*WORK TASK*:
Below are records; extract exactly the lines from the one with "Give me the" through the final line, including both, but drop the pictures.

- - -

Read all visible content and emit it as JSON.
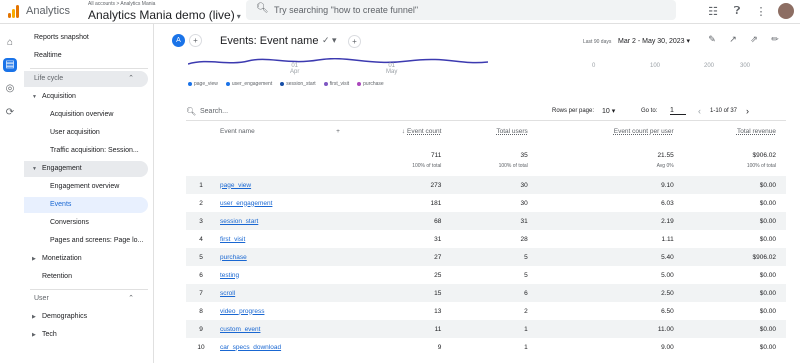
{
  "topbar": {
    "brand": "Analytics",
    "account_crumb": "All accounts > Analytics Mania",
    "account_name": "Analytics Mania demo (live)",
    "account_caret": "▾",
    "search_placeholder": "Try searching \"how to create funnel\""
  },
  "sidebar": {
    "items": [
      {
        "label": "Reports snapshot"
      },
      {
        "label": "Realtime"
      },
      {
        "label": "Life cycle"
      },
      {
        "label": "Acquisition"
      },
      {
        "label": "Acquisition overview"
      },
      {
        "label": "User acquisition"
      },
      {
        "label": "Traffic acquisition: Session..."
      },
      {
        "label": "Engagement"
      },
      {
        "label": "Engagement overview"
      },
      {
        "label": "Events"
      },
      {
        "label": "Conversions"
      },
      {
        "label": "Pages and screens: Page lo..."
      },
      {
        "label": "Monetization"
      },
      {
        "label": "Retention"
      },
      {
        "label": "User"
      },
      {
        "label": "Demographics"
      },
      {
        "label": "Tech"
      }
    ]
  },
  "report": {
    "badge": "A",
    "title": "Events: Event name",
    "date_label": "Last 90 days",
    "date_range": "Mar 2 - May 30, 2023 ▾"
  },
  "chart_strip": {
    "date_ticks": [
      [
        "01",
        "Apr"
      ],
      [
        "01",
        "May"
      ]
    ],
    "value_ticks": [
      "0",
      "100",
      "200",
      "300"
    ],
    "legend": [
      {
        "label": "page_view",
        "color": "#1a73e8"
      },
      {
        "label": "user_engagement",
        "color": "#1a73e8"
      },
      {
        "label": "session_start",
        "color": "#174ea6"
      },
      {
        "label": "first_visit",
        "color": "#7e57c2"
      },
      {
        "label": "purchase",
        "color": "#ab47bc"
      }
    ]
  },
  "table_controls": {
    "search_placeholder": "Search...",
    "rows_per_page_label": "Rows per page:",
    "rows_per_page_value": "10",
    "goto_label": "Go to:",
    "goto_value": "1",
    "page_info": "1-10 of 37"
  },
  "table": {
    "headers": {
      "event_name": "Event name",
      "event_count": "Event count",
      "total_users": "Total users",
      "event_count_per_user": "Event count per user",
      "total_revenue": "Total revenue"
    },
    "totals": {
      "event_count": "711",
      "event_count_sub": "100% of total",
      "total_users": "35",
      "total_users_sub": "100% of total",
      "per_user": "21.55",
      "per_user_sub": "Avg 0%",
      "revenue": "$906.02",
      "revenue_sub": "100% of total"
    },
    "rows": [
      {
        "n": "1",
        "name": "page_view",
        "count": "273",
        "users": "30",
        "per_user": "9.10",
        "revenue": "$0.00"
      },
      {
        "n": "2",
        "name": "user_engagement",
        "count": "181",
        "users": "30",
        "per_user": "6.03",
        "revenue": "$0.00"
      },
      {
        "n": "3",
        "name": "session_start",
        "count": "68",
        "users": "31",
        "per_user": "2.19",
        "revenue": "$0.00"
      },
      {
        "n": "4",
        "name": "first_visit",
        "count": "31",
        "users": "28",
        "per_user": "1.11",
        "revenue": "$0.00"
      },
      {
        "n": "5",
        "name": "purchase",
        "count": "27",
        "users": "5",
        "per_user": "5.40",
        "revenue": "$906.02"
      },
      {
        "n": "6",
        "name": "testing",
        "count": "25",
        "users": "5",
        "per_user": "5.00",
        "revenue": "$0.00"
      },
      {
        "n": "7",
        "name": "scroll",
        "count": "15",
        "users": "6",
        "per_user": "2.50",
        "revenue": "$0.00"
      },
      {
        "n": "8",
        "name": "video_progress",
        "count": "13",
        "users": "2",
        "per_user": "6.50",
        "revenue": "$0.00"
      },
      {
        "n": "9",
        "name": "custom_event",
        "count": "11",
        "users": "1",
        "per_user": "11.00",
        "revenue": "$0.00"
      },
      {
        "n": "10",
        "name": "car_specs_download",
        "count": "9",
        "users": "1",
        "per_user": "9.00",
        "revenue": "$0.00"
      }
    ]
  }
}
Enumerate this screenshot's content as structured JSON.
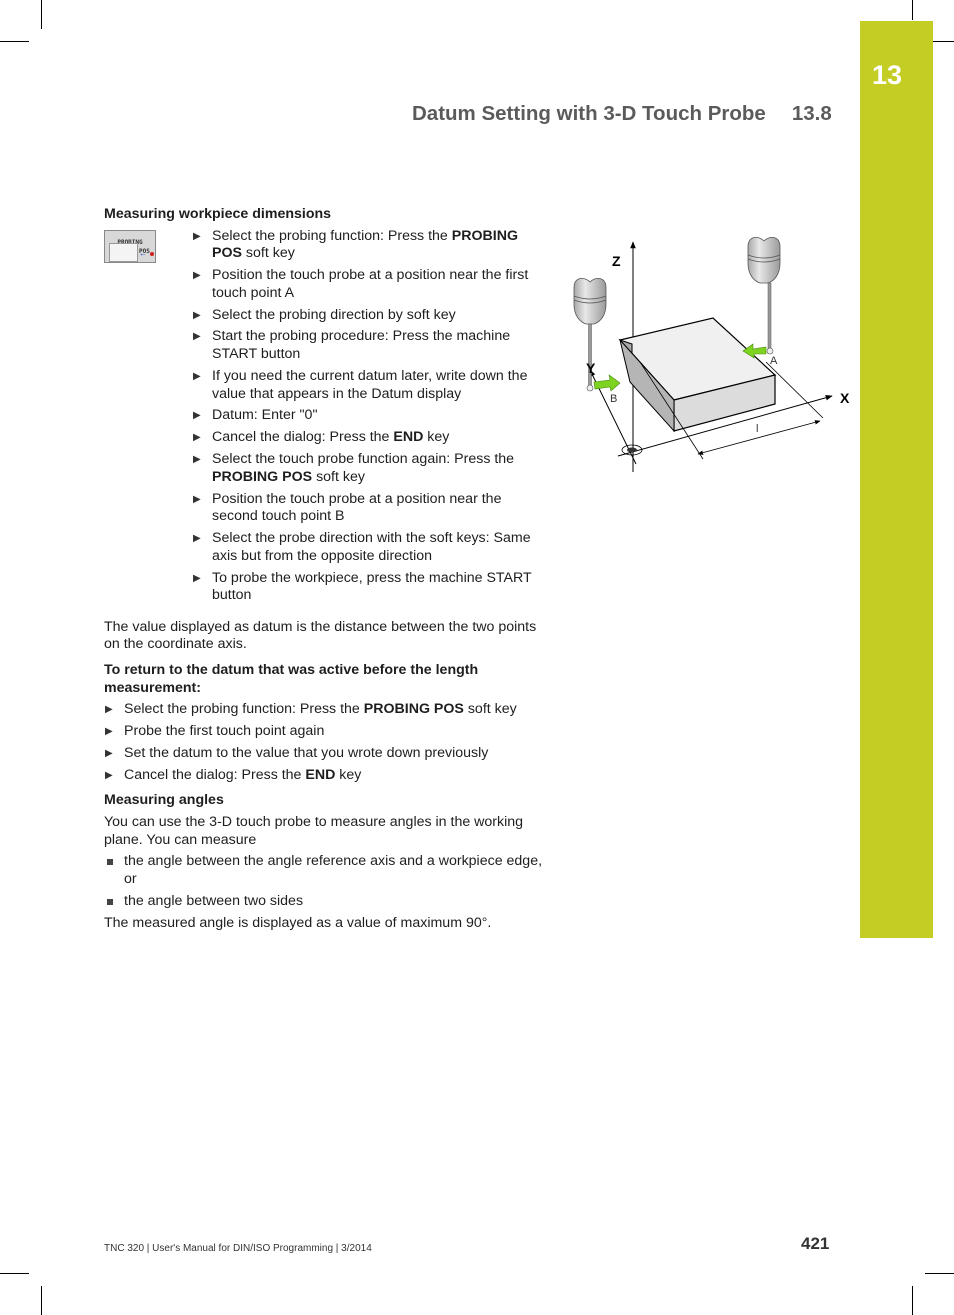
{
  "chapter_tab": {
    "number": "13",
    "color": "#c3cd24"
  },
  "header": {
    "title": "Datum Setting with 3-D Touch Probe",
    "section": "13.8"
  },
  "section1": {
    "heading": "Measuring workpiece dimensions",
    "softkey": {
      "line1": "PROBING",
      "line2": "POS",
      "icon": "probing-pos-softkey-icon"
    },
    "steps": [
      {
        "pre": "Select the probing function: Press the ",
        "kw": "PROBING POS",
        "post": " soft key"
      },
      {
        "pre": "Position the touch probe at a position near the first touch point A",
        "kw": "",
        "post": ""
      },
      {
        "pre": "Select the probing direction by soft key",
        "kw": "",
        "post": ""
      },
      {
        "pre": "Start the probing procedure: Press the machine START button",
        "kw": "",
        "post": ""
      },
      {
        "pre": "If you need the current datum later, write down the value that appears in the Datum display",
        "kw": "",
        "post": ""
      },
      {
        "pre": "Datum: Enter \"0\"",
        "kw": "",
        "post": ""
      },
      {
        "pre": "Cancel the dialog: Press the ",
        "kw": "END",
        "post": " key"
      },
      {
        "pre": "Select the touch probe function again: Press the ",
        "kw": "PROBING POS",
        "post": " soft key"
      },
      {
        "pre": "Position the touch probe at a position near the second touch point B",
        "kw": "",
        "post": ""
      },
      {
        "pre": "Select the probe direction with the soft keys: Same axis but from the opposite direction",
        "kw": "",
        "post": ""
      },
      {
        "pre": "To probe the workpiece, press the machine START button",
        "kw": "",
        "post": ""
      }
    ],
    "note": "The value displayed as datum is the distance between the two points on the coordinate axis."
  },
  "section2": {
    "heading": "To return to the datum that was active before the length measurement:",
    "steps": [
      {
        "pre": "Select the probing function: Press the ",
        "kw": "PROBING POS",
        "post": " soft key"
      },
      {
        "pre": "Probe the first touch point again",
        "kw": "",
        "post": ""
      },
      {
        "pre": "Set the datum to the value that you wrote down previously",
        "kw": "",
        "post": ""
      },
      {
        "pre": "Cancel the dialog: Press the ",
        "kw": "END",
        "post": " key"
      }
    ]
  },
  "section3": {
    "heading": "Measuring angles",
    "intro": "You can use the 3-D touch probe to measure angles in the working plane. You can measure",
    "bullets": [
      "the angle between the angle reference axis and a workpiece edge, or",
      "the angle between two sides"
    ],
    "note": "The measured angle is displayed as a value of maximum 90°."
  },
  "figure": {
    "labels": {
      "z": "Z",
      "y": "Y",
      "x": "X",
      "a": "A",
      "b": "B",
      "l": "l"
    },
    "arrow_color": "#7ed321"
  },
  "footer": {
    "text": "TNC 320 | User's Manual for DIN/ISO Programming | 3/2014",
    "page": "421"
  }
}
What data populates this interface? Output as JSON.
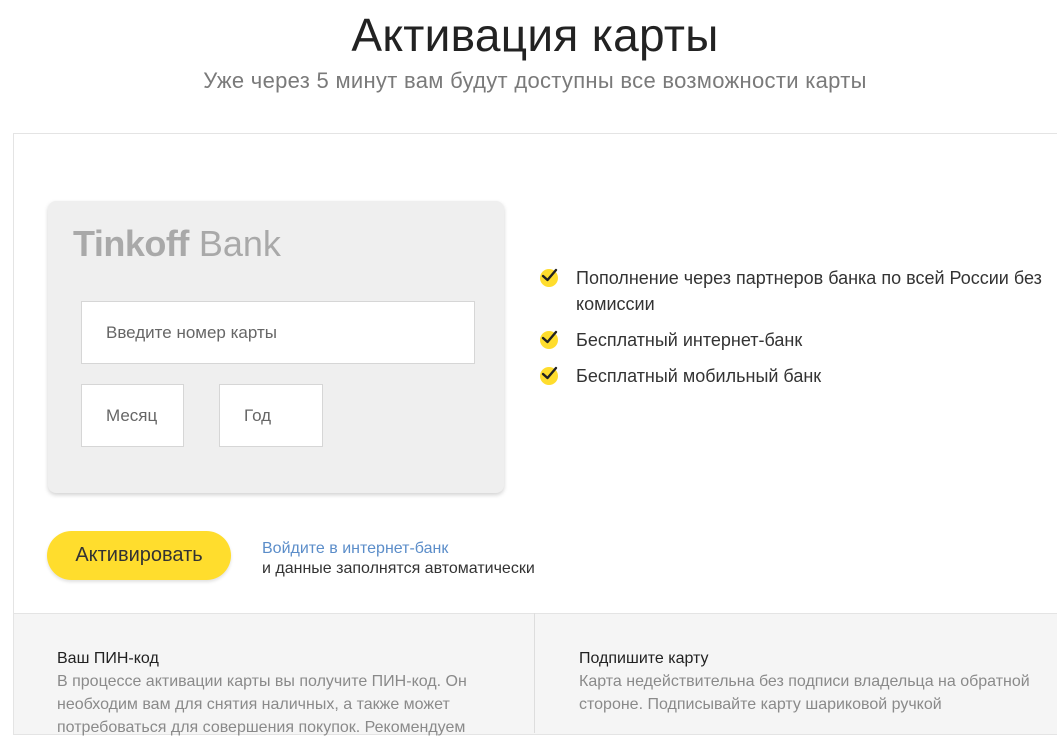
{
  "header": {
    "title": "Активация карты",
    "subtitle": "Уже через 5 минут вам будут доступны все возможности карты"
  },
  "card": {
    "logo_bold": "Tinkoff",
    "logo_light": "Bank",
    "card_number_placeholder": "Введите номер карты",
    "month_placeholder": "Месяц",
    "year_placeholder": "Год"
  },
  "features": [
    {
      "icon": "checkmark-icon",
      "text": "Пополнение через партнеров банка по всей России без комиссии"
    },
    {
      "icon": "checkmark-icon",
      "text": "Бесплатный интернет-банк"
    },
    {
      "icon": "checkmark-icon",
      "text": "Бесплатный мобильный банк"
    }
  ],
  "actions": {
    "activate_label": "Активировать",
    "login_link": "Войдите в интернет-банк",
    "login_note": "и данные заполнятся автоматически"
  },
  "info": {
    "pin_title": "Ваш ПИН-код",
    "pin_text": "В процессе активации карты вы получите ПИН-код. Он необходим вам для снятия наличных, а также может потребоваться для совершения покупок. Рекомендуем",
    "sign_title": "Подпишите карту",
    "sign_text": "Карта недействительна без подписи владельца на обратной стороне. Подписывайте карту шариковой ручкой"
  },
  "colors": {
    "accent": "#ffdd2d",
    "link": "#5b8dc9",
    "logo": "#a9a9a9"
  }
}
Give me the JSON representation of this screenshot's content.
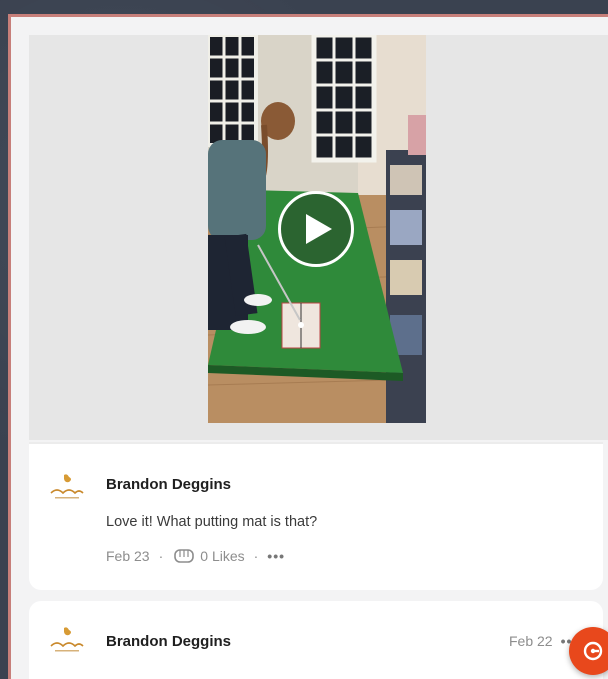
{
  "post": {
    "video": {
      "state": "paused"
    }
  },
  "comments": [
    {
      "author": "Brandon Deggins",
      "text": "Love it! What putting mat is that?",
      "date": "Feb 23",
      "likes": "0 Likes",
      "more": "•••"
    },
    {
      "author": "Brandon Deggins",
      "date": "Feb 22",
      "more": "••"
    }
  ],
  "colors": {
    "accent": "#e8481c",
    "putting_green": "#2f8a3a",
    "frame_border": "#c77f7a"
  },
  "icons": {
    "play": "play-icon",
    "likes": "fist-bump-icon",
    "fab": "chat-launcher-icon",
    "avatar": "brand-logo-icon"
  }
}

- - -

*WRITTEN SOLUTION*:
Give me the JSON representation of this screenshot's content.
{
  "post": {
    "video": {
      "state": "paused"
    }
  },
  "comments": [
    {
      "author": "Brandon Deggins",
      "text": "Love it! What putting mat is that?",
      "date": "Feb 23",
      "likes": "0 Likes",
      "more": "•••"
    },
    {
      "author": "Brandon Deggins",
      "date": "Feb 22",
      "more": "••"
    }
  ],
  "colors": {
    "accent": "#e8481c",
    "putting_green": "#2f8a3a",
    "frame_border": "#c77f7a"
  },
  "icons": {
    "play": "play-icon",
    "likes": "fist-bump-icon",
    "fab": "chat-launcher-icon",
    "avatar": "brand-logo-icon"
  }
}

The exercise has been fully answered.